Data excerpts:
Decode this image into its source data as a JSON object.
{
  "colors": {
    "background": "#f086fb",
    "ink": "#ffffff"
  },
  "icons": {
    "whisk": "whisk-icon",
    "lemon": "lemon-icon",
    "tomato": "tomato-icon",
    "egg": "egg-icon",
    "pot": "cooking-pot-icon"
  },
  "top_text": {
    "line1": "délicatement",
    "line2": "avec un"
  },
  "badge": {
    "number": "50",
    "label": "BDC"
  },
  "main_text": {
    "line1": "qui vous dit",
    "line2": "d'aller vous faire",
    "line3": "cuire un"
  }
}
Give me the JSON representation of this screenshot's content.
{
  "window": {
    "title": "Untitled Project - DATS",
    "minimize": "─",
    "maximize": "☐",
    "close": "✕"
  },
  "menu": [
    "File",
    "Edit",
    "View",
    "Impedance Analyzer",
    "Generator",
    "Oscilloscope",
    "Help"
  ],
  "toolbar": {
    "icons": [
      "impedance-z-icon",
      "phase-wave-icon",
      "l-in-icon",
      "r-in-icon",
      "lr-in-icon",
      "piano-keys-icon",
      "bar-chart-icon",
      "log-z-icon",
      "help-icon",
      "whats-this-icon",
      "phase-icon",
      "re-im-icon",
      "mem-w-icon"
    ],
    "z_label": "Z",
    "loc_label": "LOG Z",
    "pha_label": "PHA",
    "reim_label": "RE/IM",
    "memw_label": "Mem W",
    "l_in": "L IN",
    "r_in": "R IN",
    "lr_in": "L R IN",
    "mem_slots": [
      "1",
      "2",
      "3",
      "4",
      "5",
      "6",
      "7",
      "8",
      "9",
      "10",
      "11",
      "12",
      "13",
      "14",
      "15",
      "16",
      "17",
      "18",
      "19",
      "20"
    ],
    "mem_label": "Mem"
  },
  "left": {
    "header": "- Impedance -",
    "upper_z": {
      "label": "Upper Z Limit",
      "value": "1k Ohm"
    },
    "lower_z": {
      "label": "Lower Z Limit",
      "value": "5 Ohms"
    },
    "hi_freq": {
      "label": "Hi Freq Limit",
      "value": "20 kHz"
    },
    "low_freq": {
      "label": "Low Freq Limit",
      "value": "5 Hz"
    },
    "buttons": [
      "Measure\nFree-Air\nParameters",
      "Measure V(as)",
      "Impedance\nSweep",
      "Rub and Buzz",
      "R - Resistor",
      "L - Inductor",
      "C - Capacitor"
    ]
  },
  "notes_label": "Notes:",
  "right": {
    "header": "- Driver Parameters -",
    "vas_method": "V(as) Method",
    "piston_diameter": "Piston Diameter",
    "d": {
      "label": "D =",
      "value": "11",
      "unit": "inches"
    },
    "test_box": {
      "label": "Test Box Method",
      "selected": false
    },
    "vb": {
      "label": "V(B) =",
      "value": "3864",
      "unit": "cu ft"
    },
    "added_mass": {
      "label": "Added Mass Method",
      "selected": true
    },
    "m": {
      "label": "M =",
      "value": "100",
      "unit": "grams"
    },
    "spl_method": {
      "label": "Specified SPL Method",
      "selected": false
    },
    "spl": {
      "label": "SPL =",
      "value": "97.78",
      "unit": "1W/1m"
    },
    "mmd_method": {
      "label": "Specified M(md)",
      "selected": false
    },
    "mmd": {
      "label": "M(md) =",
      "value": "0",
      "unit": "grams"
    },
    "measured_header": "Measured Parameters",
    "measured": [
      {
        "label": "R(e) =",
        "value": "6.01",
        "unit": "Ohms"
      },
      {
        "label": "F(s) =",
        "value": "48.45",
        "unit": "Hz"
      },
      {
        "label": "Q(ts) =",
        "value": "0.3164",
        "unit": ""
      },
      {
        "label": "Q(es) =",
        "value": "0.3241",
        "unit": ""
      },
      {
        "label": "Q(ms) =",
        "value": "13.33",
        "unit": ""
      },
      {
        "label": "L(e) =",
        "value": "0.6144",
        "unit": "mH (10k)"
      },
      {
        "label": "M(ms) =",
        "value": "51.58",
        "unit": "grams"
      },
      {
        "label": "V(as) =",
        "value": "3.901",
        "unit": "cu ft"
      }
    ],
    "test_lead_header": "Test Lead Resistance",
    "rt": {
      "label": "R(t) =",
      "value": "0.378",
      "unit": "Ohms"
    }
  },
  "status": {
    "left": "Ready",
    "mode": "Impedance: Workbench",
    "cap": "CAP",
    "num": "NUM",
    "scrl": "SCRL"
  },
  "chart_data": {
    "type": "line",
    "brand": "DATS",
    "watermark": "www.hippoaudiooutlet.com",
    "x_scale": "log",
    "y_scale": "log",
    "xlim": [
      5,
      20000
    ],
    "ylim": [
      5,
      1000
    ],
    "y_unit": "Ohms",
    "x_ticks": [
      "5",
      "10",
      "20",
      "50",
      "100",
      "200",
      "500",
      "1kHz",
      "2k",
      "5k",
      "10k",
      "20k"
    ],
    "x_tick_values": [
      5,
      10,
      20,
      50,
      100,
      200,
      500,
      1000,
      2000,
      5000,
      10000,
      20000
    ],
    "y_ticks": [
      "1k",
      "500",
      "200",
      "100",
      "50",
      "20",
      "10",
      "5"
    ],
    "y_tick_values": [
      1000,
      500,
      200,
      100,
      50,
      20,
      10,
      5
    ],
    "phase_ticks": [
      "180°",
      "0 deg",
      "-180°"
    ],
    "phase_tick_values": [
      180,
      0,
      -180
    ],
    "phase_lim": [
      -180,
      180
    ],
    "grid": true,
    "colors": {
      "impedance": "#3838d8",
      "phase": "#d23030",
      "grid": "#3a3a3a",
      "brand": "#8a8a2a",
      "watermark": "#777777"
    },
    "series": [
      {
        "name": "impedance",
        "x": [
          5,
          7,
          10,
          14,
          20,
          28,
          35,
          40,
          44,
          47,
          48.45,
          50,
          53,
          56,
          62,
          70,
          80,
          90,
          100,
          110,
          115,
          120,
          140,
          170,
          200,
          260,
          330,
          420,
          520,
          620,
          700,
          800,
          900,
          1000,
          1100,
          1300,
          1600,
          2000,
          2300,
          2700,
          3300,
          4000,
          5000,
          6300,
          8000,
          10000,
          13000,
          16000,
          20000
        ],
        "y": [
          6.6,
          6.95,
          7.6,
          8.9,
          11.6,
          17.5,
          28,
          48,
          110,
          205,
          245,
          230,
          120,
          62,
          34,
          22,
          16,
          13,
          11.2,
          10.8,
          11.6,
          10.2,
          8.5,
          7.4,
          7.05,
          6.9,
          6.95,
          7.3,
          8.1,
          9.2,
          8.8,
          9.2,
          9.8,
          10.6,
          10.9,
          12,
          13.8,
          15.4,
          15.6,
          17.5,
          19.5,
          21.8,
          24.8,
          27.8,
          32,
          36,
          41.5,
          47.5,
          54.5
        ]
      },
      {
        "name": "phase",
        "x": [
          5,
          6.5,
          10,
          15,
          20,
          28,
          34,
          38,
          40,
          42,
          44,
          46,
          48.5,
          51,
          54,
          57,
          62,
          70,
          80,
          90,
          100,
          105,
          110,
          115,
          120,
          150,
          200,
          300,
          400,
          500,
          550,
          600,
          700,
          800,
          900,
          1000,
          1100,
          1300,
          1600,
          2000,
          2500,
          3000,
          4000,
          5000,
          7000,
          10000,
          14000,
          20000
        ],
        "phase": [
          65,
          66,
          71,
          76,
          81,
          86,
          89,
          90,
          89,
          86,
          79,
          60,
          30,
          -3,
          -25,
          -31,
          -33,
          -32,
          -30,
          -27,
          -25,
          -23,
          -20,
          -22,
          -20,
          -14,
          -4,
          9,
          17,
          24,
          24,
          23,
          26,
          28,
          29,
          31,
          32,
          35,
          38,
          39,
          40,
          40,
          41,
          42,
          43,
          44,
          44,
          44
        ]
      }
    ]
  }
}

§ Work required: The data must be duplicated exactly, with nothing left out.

§ Task result:
Decode this image into its source data as a JSON object.
{
  "colors": {
    "background": "#f086fb",
    "ink": "#ffffff"
  },
  "icons": {
    "whisk": "whisk-icon",
    "lemon": "lemon-icon",
    "tomato": "tomato-icon",
    "egg": "egg-icon",
    "pot": "cooking-pot-icon"
  },
  "top_text": {
    "line1": "délicatement",
    "line2": "avec un"
  },
  "badge": {
    "number": "50",
    "label": "BDC"
  },
  "main_text": {
    "line1": "qui vous dit",
    "line2": "d'aller vous faire",
    "line3": "cuire un"
  }
}
Give me the JSON representation of this screenshot's content.
{
  "window": {
    "title": "Untitled Project - DATS",
    "minimize": "─",
    "maximize": "☐",
    "close": "✕"
  },
  "menu": [
    "File",
    "Edit",
    "View",
    "Impedance Analyzer",
    "Generator",
    "Oscilloscope",
    "Help"
  ],
  "toolbar": {
    "icons": [
      "impedance-z-icon",
      "phase-wave-icon",
      "l-in-icon",
      "r-in-icon",
      "lr-in-icon",
      "piano-keys-icon",
      "bar-chart-icon",
      "log-z-icon",
      "help-icon",
      "whats-this-icon",
      "phase-icon",
      "re-im-icon",
      "mem-w-icon"
    ],
    "z_label": "Z",
    "loc_label": "LOG Z",
    "pha_label": "PHA",
    "reim_label": "RE/IM",
    "memw_label": "Mem W",
    "l_in": "L IN",
    "r_in": "R IN",
    "lr_in": "L R IN",
    "mem_slots": [
      "1",
      "2",
      "3",
      "4",
      "5",
      "6",
      "7",
      "8",
      "9",
      "10",
      "11",
      "12",
      "13",
      "14",
      "15",
      "16",
      "17",
      "18",
      "19",
      "20"
    ],
    "mem_label": "Mem"
  },
  "left": {
    "header": "- Impedance -",
    "upper_z": {
      "label": "Upper Z Limit",
      "value": "1k Ohm"
    },
    "lower_z": {
      "label": "Lower Z Limit",
      "value": "5 Ohms"
    },
    "hi_freq": {
      "label": "Hi Freq Limit",
      "value": "20 kHz"
    },
    "low_freq": {
      "label": "Low Freq Limit",
      "value": "5 Hz"
    },
    "buttons": [
      "Measure\nFree-Air\nParameters",
      "Measure V(as)",
      "Impedance\nSweep",
      "Rub and Buzz",
      "R - Resistor",
      "L - Inductor",
      "C - Capacitor"
    ]
  },
  "notes_label": "Notes:",
  "right": {
    "header": "- Driver Parameters -",
    "vas_method": "V(as) Method",
    "piston_diameter": "Piston Diameter",
    "d": {
      "label": "D =",
      "value": "11",
      "unit": "inches"
    },
    "test_box": {
      "label": "Test Box Method",
      "selected": false
    },
    "vb": {
      "label": "V(B) =",
      "value": "3864",
      "unit": "cu ft"
    },
    "added_mass": {
      "label": "Added Mass Method",
      "selected": true
    },
    "m": {
      "label": "M =",
      "value": "100",
      "unit": "grams"
    },
    "spl_method": {
      "label": "Specified SPL Method",
      "selected": false
    },
    "spl": {
      "label": "SPL =",
      "value": "97.78",
      "unit": "1W/1m"
    },
    "mmd_method": {
      "label": "Specified M(md)",
      "selected": false
    },
    "mmd": {
      "label": "M(md) =",
      "value": "0",
      "unit": "grams"
    },
    "measured_header": "Measured Parameters",
    "measured": [
      {
        "label": "R(e) =",
        "value": "6.01",
        "unit": "Ohms"
      },
      {
        "label": "F(s) =",
        "value": "48.45",
        "unit": "Hz"
      },
      {
        "label": "Q(ts) =",
        "value": "0.3164",
        "unit": ""
      },
      {
        "label": "Q(es) =",
        "value": "0.3241",
        "unit": ""
      },
      {
        "label": "Q(ms) =",
        "value": "13.33",
        "unit": ""
      },
      {
        "label": "L(e) =",
        "value": "0.6144",
        "unit": "mH (10k)"
      },
      {
        "label": "M(ms) =",
        "value": "51.58",
        "unit": "grams"
      },
      {
        "label": "V(as) =",
        "value": "3.901",
        "unit": "cu ft"
      }
    ],
    "test_lead_header": "Test Lead Resistance",
    "rt": {
      "label": "R(t) =",
      "value": "0.378",
      "unit": "Ohms"
    }
  },
  "status": {
    "left": "Ready",
    "mode": "Impedance: Workbench",
    "cap": "CAP",
    "num": "NUM",
    "scrl": "SCRL"
  },
  "chart_data": {
    "type": "line",
    "brand": "DATS",
    "watermark": "www.hippoaudiooutlet.com",
    "x_scale": "log",
    "y_scale": "log",
    "xlim": [
      5,
      20000
    ],
    "ylim": [
      5,
      1000
    ],
    "y_unit": "Ohms",
    "x_ticks": [
      "5",
      "10",
      "20",
      "50",
      "100",
      "200",
      "500",
      "1kHz",
      "2k",
      "5k",
      "10k",
      "20k"
    ],
    "x_tick_values": [
      5,
      10,
      20,
      50,
      100,
      200,
      500,
      1000,
      2000,
      5000,
      10000,
      20000
    ],
    "y_ticks": [
      "1k",
      "500",
      "200",
      "100",
      "50",
      "20",
      "10",
      "5"
    ],
    "y_tick_values": [
      1000,
      500,
      200,
      100,
      50,
      20,
      10,
      5
    ],
    "phase_ticks": [
      "180°",
      "0 deg",
      "-180°"
    ],
    "phase_tick_values": [
      180,
      0,
      -180
    ],
    "phase_lim": [
      -180,
      180
    ],
    "grid": true,
    "colors": {
      "impedance": "#3838d8",
      "phase": "#d23030",
      "grid": "#3a3a3a",
      "brand": "#8a8a2a",
      "watermark": "#777777"
    },
    "series": [
      {
        "name": "impedance",
        "x": [
          5,
          7,
          10,
          14,
          20,
          28,
          35,
          40,
          44,
          47,
          48.45,
          50,
          53,
          56,
          62,
          70,
          80,
          90,
          100,
          110,
          115,
          120,
          140,
          170,
          200,
          260,
          330,
          420,
          520,
          620,
          700,
          800,
          900,
          1000,
          1100,
          1300,
          1600,
          2000,
          2300,
          2700,
          3300,
          4000,
          5000,
          6300,
          8000,
          10000,
          13000,
          16000,
          20000
        ],
        "y": [
          6.6,
          6.95,
          7.6,
          8.9,
          11.6,
          17.5,
          28,
          48,
          110,
          205,
          245,
          230,
          120,
          62,
          34,
          22,
          16,
          13,
          11.2,
          10.8,
          11.6,
          10.2,
          8.5,
          7.4,
          7.05,
          6.9,
          6.95,
          7.3,
          8.1,
          9.2,
          8.8,
          9.2,
          9.8,
          10.6,
          10.9,
          12,
          13.8,
          15.4,
          15.6,
          17.5,
          19.5,
          21.8,
          24.8,
          27.8,
          32,
          36,
          41.5,
          47.5,
          54.5
        ]
      },
      {
        "name": "phase",
        "x": [
          5,
          6.5,
          10,
          15,
          20,
          28,
          34,
          38,
          40,
          42,
          44,
          46,
          48.5,
          51,
          54,
          57,
          62,
          70,
          80,
          90,
          100,
          105,
          110,
          115,
          120,
          150,
          200,
          300,
          400,
          500,
          550,
          600,
          700,
          800,
          900,
          1000,
          1100,
          1300,
          1600,
          2000,
          2500,
          3000,
          4000,
          5000,
          7000,
          10000,
          14000,
          20000
        ],
        "phase": [
          65,
          66,
          71,
          76,
          81,
          86,
          89,
          90,
          89,
          86,
          79,
          60,
          30,
          -3,
          -25,
          -31,
          -33,
          -32,
          -30,
          -27,
          -25,
          -23,
          -20,
          -22,
          -20,
          -14,
          -4,
          9,
          17,
          24,
          24,
          23,
          26,
          28,
          29,
          31,
          32,
          35,
          38,
          39,
          40,
          40,
          41,
          42,
          43,
          44,
          44,
          44
        ]
      }
    ]
  }
}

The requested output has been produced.